kevin@pnwprobate.com
(503) 893-5878

What Happens to assets if an Estate isn't Probated in Oregon?

Probate is just the court administered transfer of property after their death.  Not all property is subject to the court process and sometimes it doesn't make sense to initiate a probate proceeding.

Non-Probate Property

Beneficiary Designations

Some property doesn't have to be admitted to probate in order to transfer.  Think about your bank, brokerage or life insurance accounts.  Often times these accounts are transferable by the beneficiary designations.  When you initially opened these accounts you were probably asked to select a beneficiary.  Because these accounts are contracts between you and the bank, brokerage or insurance company, the beneficiary designation will direct whoever holds your account to transfer it to your beneficiary after your death.

Below is a snip from the Servicemember Group Life Insurance application.

SGLI Beneficiary
SGLI Beneficiary

If you read the language carefully it says "If you do not specifically name beneficiaries, your insurance will be paid by law."  What this often means is that if you don't designate a beneficiary the accounts will be paid to the estate and administered by the court.

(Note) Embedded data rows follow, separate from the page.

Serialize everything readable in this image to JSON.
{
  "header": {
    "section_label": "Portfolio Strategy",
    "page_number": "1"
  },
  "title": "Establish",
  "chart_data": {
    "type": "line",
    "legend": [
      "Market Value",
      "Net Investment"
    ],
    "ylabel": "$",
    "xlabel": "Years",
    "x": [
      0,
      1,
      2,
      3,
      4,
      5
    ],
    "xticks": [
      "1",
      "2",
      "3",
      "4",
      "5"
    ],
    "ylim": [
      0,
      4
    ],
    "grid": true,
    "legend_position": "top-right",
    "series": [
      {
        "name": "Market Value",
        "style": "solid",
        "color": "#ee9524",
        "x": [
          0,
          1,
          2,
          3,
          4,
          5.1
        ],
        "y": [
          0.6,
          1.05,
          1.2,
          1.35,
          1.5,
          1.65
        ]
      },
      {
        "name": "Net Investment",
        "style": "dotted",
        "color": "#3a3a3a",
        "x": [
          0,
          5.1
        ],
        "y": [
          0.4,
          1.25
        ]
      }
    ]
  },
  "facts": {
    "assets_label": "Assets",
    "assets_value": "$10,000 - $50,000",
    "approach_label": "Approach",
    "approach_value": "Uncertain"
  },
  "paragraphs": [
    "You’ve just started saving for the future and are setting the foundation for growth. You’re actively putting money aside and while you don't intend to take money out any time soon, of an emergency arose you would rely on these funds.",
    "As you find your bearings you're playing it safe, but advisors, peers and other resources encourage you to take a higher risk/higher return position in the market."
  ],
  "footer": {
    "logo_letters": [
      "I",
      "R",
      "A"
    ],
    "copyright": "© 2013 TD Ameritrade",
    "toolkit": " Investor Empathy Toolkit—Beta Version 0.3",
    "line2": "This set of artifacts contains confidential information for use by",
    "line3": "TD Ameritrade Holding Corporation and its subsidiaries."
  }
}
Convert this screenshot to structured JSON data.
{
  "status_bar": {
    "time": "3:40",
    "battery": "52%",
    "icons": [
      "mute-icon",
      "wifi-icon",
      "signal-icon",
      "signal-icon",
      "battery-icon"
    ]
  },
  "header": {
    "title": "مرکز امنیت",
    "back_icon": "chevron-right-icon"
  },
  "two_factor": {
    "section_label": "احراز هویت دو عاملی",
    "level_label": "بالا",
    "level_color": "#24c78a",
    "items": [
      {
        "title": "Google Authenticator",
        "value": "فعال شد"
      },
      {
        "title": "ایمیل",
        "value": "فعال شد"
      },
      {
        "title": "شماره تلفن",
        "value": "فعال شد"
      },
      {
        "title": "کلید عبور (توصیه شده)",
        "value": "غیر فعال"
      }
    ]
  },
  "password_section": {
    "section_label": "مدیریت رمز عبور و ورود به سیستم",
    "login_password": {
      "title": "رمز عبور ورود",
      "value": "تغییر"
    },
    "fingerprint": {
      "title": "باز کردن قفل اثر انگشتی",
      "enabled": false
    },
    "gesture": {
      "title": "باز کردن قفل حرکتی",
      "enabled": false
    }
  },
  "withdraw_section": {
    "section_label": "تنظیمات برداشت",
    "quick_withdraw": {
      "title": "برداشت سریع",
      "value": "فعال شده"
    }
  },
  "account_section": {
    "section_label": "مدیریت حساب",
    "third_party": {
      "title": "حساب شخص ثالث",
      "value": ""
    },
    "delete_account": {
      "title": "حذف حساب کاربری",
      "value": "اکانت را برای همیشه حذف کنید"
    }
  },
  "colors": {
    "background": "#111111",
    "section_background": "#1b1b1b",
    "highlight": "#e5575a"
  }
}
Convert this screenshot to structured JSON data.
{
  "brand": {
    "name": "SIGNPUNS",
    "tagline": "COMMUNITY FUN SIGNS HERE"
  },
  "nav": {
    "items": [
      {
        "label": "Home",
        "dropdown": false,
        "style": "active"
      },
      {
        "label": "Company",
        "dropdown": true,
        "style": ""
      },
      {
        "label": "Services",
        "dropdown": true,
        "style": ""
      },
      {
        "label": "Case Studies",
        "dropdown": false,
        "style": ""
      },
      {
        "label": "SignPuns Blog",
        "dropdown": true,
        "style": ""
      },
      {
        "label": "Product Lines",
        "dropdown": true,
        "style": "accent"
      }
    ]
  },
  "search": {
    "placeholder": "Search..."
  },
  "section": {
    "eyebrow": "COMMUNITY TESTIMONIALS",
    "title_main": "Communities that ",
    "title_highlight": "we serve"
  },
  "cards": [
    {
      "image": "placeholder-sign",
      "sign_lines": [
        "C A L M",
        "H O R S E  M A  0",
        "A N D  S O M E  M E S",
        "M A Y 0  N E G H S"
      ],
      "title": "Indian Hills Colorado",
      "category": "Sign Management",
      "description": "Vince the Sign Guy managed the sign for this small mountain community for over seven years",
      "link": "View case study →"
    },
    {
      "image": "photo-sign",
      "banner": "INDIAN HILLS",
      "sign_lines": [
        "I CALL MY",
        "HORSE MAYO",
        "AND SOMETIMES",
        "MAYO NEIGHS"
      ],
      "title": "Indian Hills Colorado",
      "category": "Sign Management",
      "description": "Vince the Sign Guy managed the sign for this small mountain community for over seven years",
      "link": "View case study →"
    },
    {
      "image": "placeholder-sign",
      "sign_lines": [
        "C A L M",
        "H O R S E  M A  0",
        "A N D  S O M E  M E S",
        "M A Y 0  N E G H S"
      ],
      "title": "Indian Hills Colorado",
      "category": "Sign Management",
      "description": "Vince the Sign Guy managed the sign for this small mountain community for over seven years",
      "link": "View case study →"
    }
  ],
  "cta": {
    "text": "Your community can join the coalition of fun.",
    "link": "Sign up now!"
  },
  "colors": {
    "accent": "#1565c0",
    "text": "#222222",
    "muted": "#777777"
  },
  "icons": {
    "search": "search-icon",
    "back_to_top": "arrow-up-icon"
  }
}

While this is a quick and inexpensive way to transfer property after death it is very limited.  Like the picture above, most companies will allow you only a few options on how you want to distribute the account.  If you want to split the proceeds in a more complicated way you will need a more involved estate planning.

Keeping Beneficiary Designations up to Date

Using a beneficiary designation is only helpful if it is accurate.  I suggest that you review your accounts annually to make sure the designations are accurate and up to date.  It's not uncommon to find former husbands and wives as beneficiaries on accounts years after a divorce.   That is not a situation anyone wants to deal with your passing.

Transferable on Death Deeds

A few years Oregon adopted a Transfer on Death Deeds.  I believe most states have adopted them at this point.  Much like their name implies, these deeds transfer title in real estate on your death.   TODD are one of the most loved estate planning tools if you have an uncomplicated family.   The primary reason an estate has to be admitted to probate is real estate.  Removing real estate from the equation may let you avoid probate or allow you to settle the estate via the Small Estate process.

I've inserted a snip from ORS 93.975 that provides the form for TODD deeds.

TODD Language
TODD Language

If you only have one heir then a Transfer on Death Deed may make sense for you but anything more complicated and I would be leery of using it.

Abandoning Property

Often times someone will die owing more money than their estate is worth.  When this happens, heirs sometimes decide to just walk away and let the banks foreclose on the property.

If you have any questions about how probate works or what property is included, please feel free to contact me.

Portland Probate Attorney
kevin@pnwprobate.com
(503) 893-5878